The Jungleers wrested control of Biak's airfield in the first week, but the fighting around the air strip continued for more than a month, he said.

"The Japanese had anti-aircraft guns in caves in the cliffs overlooking the airfield," he said. "They shot down at us every day. And they couldn't land planes until we cleared those caves. That took us more than a month."

Even then, the jungle fighting continued as isolated pockets of Japanese soldiers fought on, he said.

"They made us get down and fight," he said. "That fighting went on into August of '44. In my platoon, I started with 36 men. When we finished with Biak, there were seven in my platoon, counting me. Another platoon only had nine soldiers left."

The two units joined to form a battered platoon of 16 battle-tested soldiers, he noted.

Sparks was not wounded during the war, albeit he had several close calls, including a mortar blast that covered him with brush and dirt.

"Another sergeant helped me get up out of there and checked me over," he said. "He said I had a few scratches but no holes in me."

Sgt. Sparks was good to go. He would also survive grenade attacks and sniper fire.

It was for his efforts Palawan in the southern Philippines that Sparks would receive a Bronze star for valor in February of 1945.

"We had a second lieutenant I had been told to keep an eye on because he was new," he said of a young officer fresh out of college. "But he was a big, strong-looking guy so I didn't pay too much attention to him."

A Company was ordered to take the place of E Company, which had been "shot up pretty bad," Sparks said.

"Well, when we got in there we ran into two machine guns," he said. "We were in bamboo, and they mowed that bamboo down with those machine guns."

The young officer, believing the machine gun was friendly fire coming from another American patrol, kept yelling, "Yank patrol!" he said.

But Sparks knew the other patrol in the area was a rifle platoon, which did not have heavy machine guns. He quickly got his men out of harm's way, only to discover the lieutenant hadn't returned with them.

"I went back up that ridge by myself because I didn't want to make any noise and wake up those machine guns," he said. "I peeked over the ridge and saw him laying there with his helmet forward on his head. I figured he had been hit."

Sparks crawled forward and whispered the officer's name.

"He kind of wiggled, and I called his name again," he said. "This time he raised his head up a little."

The officer was not physically wounded but had apparently lost consciousness, said Sparks, who helped the officer crawl out of his dangerous situation.

"He said he remembered yelling 'Yank patrol' but had passed out after that," Sparks said, noting he learned later that the officer had apparently become incapacitated by fright.

"I got scared every time someone shot at me but that put me in high gear," Sparks said. "I couldn't imagine anyone passing out from fear, but apparently it wasn't uncommon."

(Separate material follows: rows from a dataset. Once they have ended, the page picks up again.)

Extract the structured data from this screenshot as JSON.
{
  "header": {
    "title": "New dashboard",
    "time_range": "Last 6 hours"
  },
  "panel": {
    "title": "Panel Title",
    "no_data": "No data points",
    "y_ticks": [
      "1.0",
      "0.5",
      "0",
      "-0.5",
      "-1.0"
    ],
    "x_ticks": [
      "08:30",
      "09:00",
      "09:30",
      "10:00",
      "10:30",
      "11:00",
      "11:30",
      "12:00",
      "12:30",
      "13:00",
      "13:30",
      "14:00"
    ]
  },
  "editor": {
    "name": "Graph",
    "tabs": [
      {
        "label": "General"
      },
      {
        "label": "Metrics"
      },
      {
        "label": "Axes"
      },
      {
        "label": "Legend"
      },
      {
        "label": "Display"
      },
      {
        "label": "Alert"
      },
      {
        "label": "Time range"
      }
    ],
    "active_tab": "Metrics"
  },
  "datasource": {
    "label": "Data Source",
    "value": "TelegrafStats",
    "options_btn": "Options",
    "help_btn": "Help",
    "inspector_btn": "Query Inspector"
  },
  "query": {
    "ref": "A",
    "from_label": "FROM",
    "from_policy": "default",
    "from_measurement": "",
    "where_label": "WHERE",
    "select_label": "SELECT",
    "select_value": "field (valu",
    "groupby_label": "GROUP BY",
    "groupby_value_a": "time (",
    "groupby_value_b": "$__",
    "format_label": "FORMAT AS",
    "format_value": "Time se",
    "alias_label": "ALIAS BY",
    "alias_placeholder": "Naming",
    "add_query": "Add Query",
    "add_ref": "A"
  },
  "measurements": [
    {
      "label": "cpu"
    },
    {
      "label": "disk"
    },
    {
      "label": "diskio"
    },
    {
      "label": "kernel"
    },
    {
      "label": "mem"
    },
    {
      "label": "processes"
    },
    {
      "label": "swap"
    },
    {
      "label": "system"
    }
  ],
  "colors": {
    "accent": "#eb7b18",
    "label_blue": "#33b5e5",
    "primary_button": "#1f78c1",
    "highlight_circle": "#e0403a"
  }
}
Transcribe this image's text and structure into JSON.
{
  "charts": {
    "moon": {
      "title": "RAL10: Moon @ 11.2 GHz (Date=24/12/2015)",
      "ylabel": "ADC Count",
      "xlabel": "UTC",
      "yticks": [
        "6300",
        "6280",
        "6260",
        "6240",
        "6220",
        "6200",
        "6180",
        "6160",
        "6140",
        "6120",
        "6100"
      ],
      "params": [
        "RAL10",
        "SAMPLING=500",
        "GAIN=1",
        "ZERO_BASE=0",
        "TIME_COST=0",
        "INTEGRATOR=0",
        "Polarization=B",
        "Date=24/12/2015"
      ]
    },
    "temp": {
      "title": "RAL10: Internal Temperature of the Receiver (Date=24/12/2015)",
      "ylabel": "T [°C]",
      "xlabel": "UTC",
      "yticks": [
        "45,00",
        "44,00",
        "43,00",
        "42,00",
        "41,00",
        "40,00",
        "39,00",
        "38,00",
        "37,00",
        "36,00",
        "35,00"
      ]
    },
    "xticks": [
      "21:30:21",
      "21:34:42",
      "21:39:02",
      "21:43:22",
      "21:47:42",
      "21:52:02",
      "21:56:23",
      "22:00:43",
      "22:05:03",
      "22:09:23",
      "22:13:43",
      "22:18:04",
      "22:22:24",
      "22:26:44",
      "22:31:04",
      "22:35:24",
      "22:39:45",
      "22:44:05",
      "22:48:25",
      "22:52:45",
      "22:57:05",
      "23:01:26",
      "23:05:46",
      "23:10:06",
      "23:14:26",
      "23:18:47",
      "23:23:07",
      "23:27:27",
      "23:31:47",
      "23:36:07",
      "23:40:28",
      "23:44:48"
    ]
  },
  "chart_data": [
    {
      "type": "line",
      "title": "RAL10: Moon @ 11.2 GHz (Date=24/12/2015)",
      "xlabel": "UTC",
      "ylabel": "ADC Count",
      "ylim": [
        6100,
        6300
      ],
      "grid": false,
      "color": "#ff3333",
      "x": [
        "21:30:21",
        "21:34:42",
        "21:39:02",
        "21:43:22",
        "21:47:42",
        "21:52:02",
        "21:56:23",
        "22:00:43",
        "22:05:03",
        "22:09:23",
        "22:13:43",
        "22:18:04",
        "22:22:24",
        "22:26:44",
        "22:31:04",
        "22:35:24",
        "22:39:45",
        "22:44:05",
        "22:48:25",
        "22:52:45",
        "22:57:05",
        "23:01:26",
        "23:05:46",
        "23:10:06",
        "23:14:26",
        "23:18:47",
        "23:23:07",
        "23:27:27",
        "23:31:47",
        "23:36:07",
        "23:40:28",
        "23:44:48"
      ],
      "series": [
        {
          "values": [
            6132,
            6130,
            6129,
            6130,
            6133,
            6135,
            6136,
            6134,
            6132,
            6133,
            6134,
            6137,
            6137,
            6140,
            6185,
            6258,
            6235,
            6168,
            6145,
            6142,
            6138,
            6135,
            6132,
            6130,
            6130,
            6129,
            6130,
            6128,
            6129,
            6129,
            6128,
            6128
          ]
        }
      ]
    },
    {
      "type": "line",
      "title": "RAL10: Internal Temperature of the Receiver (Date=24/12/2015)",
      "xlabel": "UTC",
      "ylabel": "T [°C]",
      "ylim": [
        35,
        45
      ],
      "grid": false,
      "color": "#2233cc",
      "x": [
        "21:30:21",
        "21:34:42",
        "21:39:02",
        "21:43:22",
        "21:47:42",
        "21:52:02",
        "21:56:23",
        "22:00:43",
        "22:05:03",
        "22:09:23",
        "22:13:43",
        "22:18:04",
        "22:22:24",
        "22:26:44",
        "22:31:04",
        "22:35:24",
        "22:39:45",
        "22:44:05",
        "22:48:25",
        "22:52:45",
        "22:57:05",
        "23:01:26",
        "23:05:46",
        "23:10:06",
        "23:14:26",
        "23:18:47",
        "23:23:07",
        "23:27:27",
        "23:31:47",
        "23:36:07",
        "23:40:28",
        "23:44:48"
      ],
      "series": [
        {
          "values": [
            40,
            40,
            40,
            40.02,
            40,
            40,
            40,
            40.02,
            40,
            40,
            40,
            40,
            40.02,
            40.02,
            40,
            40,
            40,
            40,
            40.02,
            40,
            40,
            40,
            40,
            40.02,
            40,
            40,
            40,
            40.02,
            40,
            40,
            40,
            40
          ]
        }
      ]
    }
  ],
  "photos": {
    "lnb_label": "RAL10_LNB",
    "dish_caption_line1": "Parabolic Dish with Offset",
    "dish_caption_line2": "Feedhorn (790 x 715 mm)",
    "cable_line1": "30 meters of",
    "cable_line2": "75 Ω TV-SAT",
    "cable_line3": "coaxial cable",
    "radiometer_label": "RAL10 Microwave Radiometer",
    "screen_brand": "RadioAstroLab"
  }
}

When he was offered a battlefield promotion to second lieutenant, Sparks refused the promotion, which would likely have transferred him to another unit.

"I told them this outfit was like family, and the ones who are left were important to me," he said.

After all, they were Jungleers.

Reach reporter Paul Fattig at 541-776-4496 or email him at pfattig@mailtribune.com.